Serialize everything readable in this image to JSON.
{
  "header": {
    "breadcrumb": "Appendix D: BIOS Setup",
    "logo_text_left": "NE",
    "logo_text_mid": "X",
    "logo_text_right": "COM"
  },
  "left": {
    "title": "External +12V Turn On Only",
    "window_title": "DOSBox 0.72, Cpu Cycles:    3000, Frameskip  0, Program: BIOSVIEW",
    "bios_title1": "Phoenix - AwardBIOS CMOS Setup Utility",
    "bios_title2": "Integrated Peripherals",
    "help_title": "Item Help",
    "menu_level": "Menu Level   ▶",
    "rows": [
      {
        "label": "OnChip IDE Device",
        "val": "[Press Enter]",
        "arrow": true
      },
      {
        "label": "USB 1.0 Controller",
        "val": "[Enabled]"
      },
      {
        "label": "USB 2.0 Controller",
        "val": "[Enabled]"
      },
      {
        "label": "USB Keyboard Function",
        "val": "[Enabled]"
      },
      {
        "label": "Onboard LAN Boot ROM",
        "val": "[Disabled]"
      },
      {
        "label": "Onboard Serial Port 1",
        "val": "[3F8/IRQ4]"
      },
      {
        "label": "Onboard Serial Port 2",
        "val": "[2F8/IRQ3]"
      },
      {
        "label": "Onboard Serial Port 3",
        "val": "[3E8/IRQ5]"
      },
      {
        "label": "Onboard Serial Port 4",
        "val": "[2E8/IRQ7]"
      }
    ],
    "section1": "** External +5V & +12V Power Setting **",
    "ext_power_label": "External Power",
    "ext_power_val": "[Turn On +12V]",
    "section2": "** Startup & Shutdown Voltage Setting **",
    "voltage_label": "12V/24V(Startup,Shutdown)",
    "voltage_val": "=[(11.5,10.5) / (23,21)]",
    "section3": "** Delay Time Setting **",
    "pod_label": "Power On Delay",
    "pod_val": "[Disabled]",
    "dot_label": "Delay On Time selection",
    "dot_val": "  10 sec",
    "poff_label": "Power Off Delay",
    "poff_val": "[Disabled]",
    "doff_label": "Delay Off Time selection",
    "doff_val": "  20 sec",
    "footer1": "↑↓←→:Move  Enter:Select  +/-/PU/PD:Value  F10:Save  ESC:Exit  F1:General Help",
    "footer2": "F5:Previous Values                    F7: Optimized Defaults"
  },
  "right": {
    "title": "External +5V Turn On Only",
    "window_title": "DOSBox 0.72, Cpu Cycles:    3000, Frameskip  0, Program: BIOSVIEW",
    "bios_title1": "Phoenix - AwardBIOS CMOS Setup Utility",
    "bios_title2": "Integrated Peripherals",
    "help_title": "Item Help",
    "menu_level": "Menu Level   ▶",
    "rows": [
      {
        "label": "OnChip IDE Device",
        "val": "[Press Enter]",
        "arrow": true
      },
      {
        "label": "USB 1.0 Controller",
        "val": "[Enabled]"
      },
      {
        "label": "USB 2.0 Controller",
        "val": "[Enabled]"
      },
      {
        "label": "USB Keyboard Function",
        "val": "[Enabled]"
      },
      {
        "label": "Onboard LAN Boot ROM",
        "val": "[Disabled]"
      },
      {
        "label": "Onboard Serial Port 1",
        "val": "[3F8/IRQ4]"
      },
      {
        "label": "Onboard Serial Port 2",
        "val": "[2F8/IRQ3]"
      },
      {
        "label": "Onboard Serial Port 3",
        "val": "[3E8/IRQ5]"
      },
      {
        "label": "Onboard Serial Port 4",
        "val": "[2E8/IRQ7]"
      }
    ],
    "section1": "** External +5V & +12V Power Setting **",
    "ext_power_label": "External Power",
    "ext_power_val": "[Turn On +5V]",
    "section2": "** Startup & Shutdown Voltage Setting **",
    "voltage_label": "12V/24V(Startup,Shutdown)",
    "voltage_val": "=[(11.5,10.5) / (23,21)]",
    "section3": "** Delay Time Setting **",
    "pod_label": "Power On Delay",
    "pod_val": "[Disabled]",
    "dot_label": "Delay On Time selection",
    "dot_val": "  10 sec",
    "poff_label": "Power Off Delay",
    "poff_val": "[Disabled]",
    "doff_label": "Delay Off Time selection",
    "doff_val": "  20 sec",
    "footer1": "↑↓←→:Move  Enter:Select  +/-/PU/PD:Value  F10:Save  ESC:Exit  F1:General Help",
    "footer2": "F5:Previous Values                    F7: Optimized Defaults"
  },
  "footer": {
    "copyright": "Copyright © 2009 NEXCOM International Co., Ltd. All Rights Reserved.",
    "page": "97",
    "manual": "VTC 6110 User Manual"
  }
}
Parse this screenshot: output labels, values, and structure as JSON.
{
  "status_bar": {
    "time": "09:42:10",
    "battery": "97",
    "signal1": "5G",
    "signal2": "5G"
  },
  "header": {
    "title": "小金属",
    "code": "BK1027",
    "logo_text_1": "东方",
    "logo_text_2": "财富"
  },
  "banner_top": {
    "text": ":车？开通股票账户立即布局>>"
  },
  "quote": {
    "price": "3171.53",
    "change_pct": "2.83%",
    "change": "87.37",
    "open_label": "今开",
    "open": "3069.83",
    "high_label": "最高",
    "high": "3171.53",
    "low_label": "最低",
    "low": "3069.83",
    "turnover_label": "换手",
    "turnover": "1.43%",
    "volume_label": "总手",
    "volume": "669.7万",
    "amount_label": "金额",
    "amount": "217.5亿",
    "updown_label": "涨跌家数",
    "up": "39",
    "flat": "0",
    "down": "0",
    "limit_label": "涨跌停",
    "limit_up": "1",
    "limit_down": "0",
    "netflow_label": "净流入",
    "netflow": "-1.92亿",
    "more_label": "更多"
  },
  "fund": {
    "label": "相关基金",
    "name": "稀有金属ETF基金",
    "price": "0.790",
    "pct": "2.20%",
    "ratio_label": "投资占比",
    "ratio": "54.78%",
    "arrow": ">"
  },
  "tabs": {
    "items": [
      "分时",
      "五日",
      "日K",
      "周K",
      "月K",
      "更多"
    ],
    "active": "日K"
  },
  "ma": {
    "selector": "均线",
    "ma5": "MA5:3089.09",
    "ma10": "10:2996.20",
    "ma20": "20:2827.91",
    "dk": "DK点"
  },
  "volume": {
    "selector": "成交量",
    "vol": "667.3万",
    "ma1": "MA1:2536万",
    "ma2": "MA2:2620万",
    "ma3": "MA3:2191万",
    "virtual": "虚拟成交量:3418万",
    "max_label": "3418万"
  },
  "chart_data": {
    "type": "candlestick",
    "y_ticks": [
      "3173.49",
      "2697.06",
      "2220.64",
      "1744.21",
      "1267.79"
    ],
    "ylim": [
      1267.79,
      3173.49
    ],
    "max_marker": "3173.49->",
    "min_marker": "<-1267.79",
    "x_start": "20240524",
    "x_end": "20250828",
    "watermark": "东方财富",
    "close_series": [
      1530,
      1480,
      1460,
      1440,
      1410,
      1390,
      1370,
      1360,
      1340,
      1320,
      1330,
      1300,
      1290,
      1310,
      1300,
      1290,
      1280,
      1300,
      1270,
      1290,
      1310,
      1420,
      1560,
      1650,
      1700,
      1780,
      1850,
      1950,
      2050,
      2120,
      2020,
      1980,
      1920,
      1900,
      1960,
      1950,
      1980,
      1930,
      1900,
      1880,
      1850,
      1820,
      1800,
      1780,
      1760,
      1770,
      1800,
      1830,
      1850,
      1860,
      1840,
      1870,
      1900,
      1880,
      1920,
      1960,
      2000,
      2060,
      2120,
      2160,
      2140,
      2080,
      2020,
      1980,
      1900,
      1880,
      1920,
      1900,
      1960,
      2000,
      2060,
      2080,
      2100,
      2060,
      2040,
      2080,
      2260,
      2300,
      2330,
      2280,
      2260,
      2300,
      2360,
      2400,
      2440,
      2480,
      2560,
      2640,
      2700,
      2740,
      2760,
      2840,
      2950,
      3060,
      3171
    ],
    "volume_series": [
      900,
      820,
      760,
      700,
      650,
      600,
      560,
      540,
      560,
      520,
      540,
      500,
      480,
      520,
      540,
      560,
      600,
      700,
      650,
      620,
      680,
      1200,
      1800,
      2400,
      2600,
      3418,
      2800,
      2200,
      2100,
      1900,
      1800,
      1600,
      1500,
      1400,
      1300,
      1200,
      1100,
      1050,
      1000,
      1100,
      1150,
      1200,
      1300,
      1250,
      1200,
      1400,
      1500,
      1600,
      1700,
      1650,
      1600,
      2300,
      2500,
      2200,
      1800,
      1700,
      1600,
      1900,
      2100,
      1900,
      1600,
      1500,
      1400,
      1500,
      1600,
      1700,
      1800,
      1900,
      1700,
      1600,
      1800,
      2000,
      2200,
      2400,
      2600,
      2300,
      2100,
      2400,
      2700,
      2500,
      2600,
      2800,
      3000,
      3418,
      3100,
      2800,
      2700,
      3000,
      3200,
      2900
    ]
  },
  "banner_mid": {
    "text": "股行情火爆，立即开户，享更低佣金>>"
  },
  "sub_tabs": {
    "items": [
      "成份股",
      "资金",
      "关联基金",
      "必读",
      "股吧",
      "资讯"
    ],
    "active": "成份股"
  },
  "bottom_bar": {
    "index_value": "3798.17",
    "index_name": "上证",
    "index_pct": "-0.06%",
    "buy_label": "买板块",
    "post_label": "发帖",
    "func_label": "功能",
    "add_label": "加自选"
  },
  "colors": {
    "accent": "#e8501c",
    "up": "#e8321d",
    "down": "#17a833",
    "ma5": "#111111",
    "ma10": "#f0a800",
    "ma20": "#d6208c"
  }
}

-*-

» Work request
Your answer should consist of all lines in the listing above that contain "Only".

» Response area
    "title": "External +12V Turn On Only",
    "title": "External +5V Turn On Only",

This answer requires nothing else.